STUDY MATERIAL:
- - - - - - -
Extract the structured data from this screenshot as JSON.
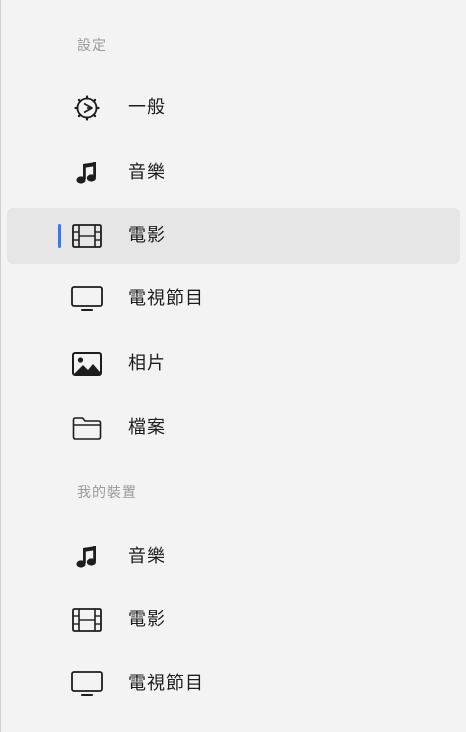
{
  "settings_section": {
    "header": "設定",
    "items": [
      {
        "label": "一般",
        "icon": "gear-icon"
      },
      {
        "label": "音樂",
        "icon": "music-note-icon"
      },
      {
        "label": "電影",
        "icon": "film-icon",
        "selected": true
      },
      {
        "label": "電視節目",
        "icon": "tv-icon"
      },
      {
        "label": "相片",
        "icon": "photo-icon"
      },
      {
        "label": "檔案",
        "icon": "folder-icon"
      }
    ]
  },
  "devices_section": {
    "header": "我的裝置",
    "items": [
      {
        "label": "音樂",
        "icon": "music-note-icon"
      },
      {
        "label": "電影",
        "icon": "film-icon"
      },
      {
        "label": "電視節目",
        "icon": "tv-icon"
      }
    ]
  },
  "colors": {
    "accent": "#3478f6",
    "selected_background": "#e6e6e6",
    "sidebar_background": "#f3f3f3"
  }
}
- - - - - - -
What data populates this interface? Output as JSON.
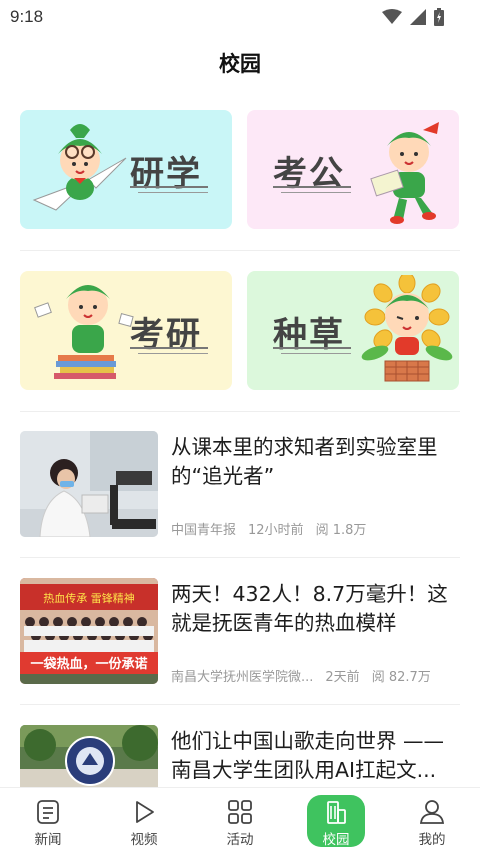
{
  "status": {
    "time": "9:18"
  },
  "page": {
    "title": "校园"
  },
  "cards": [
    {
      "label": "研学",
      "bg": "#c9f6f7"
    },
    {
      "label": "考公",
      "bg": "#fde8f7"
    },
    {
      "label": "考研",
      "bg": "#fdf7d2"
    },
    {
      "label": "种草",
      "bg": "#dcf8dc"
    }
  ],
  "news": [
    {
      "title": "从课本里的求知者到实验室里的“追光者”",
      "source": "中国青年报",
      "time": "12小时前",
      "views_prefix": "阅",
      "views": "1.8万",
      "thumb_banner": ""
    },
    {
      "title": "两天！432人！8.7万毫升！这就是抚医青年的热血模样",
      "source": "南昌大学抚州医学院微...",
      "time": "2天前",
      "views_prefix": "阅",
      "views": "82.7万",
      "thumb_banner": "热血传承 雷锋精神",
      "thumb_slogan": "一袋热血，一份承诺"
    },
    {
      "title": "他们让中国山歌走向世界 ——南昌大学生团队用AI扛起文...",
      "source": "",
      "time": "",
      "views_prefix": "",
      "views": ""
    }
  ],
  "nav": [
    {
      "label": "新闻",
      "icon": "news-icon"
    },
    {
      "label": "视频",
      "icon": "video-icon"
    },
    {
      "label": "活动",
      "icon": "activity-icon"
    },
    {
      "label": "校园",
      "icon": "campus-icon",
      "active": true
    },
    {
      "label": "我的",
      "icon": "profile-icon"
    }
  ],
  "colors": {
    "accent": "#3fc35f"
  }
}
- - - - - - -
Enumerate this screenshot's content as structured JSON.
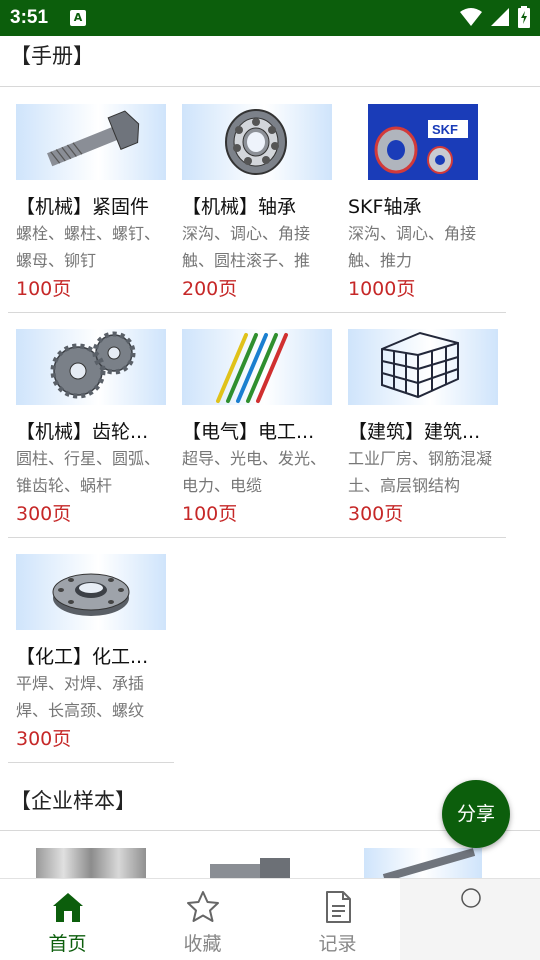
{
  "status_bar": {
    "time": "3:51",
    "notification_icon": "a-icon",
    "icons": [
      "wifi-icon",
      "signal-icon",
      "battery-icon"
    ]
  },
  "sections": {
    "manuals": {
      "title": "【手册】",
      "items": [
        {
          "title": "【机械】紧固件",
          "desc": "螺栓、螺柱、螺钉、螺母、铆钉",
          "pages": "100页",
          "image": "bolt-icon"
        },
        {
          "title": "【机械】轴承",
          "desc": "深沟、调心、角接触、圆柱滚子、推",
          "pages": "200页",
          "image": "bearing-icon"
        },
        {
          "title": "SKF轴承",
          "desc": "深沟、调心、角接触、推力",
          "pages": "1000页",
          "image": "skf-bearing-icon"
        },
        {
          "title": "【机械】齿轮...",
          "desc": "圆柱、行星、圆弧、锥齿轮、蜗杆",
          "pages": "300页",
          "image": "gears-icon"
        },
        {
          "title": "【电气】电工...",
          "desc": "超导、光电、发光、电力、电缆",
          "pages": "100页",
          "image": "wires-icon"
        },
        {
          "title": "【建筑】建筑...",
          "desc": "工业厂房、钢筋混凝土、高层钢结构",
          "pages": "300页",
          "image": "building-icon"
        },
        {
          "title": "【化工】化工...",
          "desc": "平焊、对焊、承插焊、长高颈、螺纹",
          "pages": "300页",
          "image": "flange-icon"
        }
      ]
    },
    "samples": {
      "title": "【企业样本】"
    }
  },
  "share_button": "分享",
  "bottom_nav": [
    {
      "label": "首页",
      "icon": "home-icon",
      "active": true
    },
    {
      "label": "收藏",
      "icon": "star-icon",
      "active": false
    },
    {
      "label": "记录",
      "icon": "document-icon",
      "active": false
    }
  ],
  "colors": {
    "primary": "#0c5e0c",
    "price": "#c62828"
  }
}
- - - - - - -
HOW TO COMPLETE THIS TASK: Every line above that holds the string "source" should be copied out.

SOLUTION BELOW:
      "source": "中国青年报",
      "source": "南昌大学抚州医学院微...",
      "source": "",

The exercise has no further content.